|Supervisor:||Assoc. Prof. Gur Moshe|
Neurophysiological studies show a host of areas in visual cortex involved in generating 3D percepts from disparity cues. Low visuals areas such as V1, V2, V3A as well as high ones (LO - lateral occipital, pFs - posterior fusiform) play an important role in processing disparity signals. We used random dots stereogram (RDS) as a way to study brain mechanisms related to 3D perception, since they contain a single visual cue - retinal disparity.
When complex RDS are viewed for the first time, it can take from seconds to minutes until a 3D figure is perceived. When the same RDS are viewed for the second time after hours, days or even weeks, recognition time will be shorter than in the first viewing. The shortening in recognition latency is related to a learning process that is committed to memory which occurs in the first exposure to new RDS. Our goal was to study the role of the various visual cortical areas in constructing and retaining 3D percepts. As psychophysical experiments have showed, recognition latency was suitable for fMRI study. Experimental paradigms were designed using RDS.

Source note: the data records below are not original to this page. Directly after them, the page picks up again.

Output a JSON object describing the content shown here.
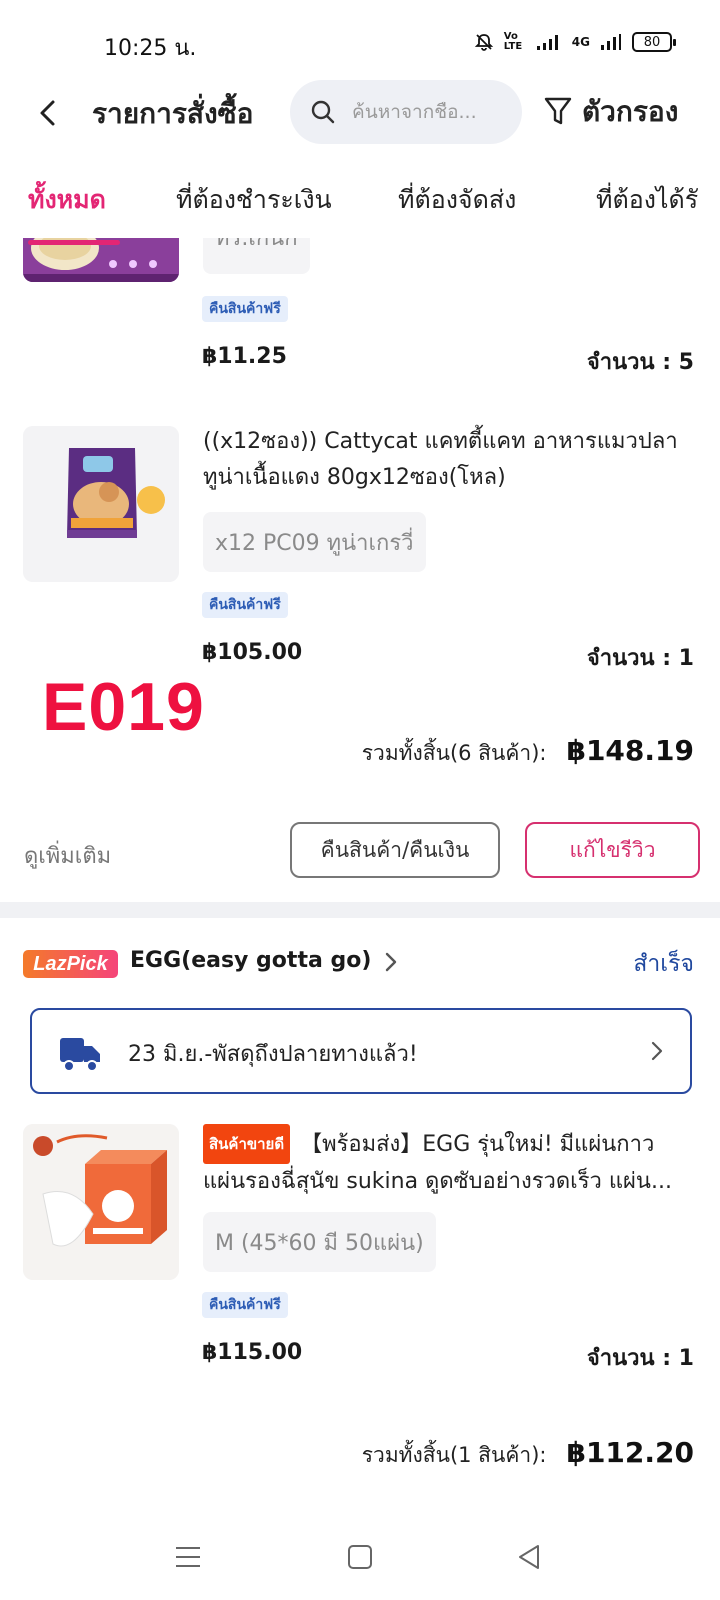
{
  "status_bar": {
    "time": "10:25 น.",
    "network": "4G",
    "volte": "Vo LTE",
    "battery": "80"
  },
  "header": {
    "title": "รายการสั่งซื้อ",
    "search_placeholder": "ค้นหาจากชื่อ...",
    "filter_label": "ตัวกรอง"
  },
  "tabs": [
    {
      "label": "ทั้งหมด",
      "active": true
    },
    {
      "label": "ที่ต้องชำระเงิน",
      "active": false
    },
    {
      "label": "ที่ต้องจัดส่ง",
      "active": false
    },
    {
      "label": "ที่ต้องได้รั",
      "active": false
    }
  ],
  "order1": {
    "items": [
      {
        "variant": "ทร.เกนก",
        "free_return": "คืนสินค้าฟรี",
        "price": "฿11.25",
        "quantity": "จำนวน : 5"
      },
      {
        "title": "((x12ซอง)) Cattycat  แคทตี้แคท อาหารแมวปลาทูน่าเนื้อแดง 80gx12ซอง(โหล)",
        "variant": "x12 PC09 ทูน่าเกรวี่",
        "free_return": "คืนสินค้าฟรี",
        "price": "฿105.00",
        "quantity": "จำนวน : 1"
      }
    ],
    "total_label": "รวมทั้งสิ้น(6 สินค้า):",
    "total_value": "฿148.19",
    "see_more": "ดูเพิ่มเติม",
    "return_button": "คืนสินค้า/คืนเงิน",
    "review_button": "แก้ไขรีวิว"
  },
  "watermark": "E019",
  "order2": {
    "badge": "LazPick",
    "shop_name": "EGG(easy gotta go)",
    "status": "สำเร็จ",
    "delivery_text": "23 มิ.ย.-พัสดุถึงปลายทางแล้ว!",
    "item": {
      "bestseller": "สินค้าขายดี",
      "title": "【พร้อมส่ง】EGG รุ่นใหม่! มีแผ่นกาว แผ่นรองฉี่สุนัข sukina ดูดซับอย่างรวดเร็ว แผ่น...",
      "variant": "M (45*60 มี 50แผ่น)",
      "free_return": "คืนสินค้าฟรี",
      "price": "฿115.00",
      "quantity": "จำนวน : 1"
    },
    "total_label": "รวมทั้งสิ้น(1 สินค้า):",
    "total_value": "฿112.20"
  },
  "icons": {
    "back": "back-arrow-icon",
    "search": "search-icon",
    "filter": "filter-icon",
    "truck": "truck-icon",
    "chevron": "chevron-right-icon",
    "nav_menu": "menu-icon",
    "nav_home": "home-icon",
    "nav_back": "back-triangle-icon"
  },
  "colors": {
    "accent": "#e32674",
    "review_border": "#d6306f",
    "status_blue": "#20489e",
    "free_return_bg": "#e6eefb",
    "free_return_text": "#2e5db5",
    "bestseller_bg": "#f2450f",
    "watermark": "#ee1140"
  }
}
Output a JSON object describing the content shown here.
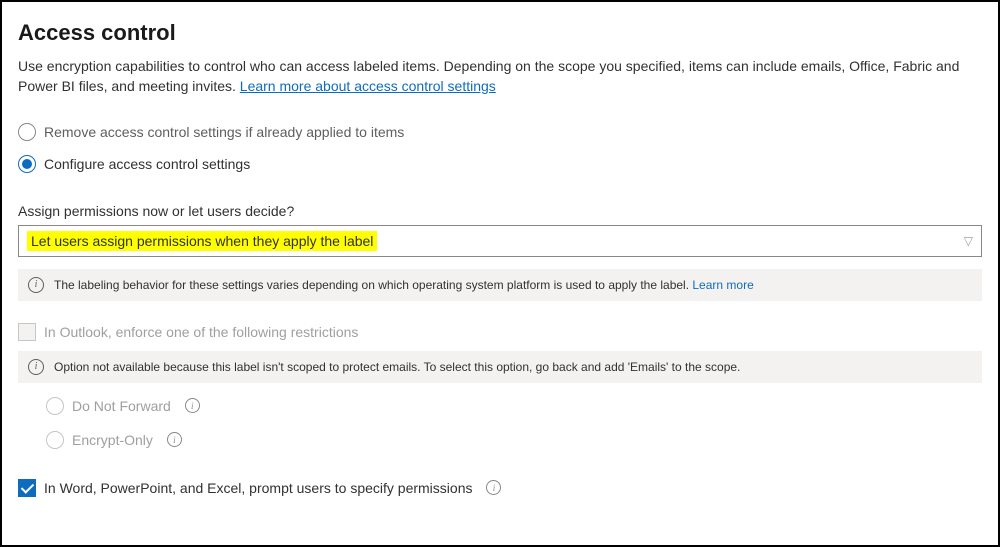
{
  "title": "Access control",
  "description_part1": "Use encryption capabilities to control who can access labeled items. Depending on the scope you specified, items can include emails, Office, Fabric and Power BI files, and meeting invites. ",
  "description_link": "Learn more about access control settings",
  "mode": {
    "remove": "Remove access control settings if already applied to items",
    "configure": "Configure access control settings",
    "selected": "configure"
  },
  "assign_label": "Assign permissions now or let users decide?",
  "dropdown_value": "Let users assign permissions when they apply the label",
  "info1_text": "The labeling behavior for these settings varies depending on which operating system platform is used to apply the label. ",
  "info1_link": "Learn more",
  "outlook": {
    "label": "In Outlook, enforce one of the following restrictions",
    "info": "Option not available because this label isn't scoped to protect emails. To select this option, go back and add 'Emails' to the scope.",
    "opt1": "Do Not Forward",
    "opt2": "Encrypt-Only"
  },
  "office_cb": "In Word, PowerPoint, and Excel, prompt users to specify permissions"
}
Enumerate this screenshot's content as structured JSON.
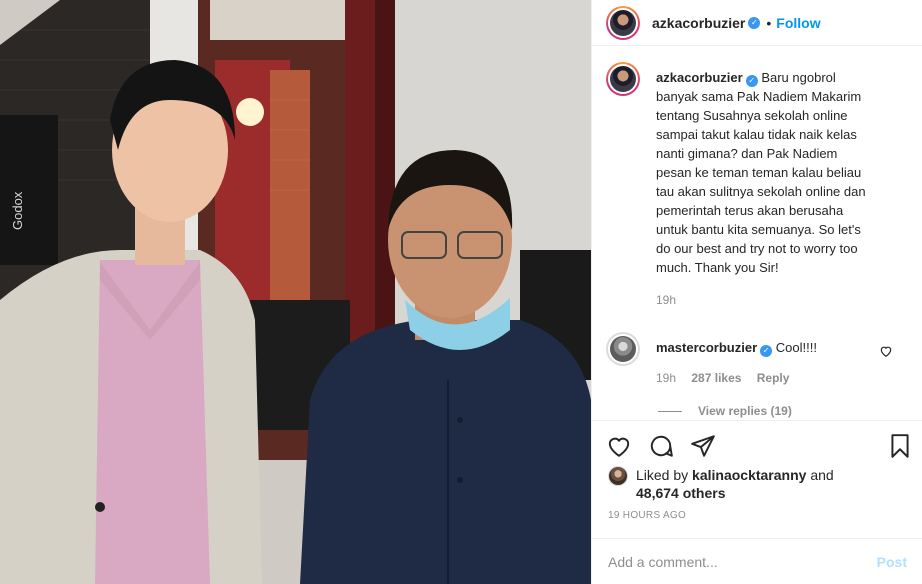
{
  "photo": {
    "brand_text": "Godox"
  },
  "header": {
    "username": "azkacorbuzier",
    "separator": "•",
    "follow_label": "Follow"
  },
  "caption": {
    "username": "azkacorbuzier",
    "text": "Baru ngobrol banyak sama Pak Nadiem Makarim tentang Susahnya sekolah online sampai takut kalau tidak naik kelas nanti gimana? dan Pak Nadiem pesan ke teman teman kalau beliau tau akan sulitnya sekolah online dan pemerintah terus akan berusaha untuk bantu kita semuanya. So let's do our best and try not to worry too much. Thank you Sir!",
    "age": "19h"
  },
  "comments": [
    {
      "username": "mastercorbuzier",
      "text": "Cool!!!!",
      "age": "19h",
      "likes": "287 likes",
      "reply_label": "Reply",
      "view_replies": "View replies (19)"
    }
  ],
  "likes": {
    "prefix": "Liked by ",
    "user": "kalinaocktaranny",
    "middle": " and",
    "count": "48,674 others"
  },
  "timestamp": "19 HOURS AGO",
  "add_comment": {
    "placeholder": "Add a comment...",
    "post_label": "Post"
  },
  "icons": {
    "verified": "verified-badge-icon",
    "like": "heart-icon",
    "comment": "comment-icon",
    "share": "paper-plane-icon",
    "save": "bookmark-icon"
  },
  "colors": {
    "accent": "#0095f6",
    "verified": "#3897f0",
    "muted": "#8e8e8e",
    "post_disabled": "#b2dffc"
  }
}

The results have showed, correlation between recognition period and increase in neural activity was found in high visual areas such as LO, pFs and others, during viewing new RDS. The increase was followed by a significant drop in the fMRI signal which was presumably related to a decrease in efforts and attention. The new 3D memory was effective, and can be easily accessed. New visual memory areas, specific to RDS figure, were found in lateral and inferior areas in the temporal lobe.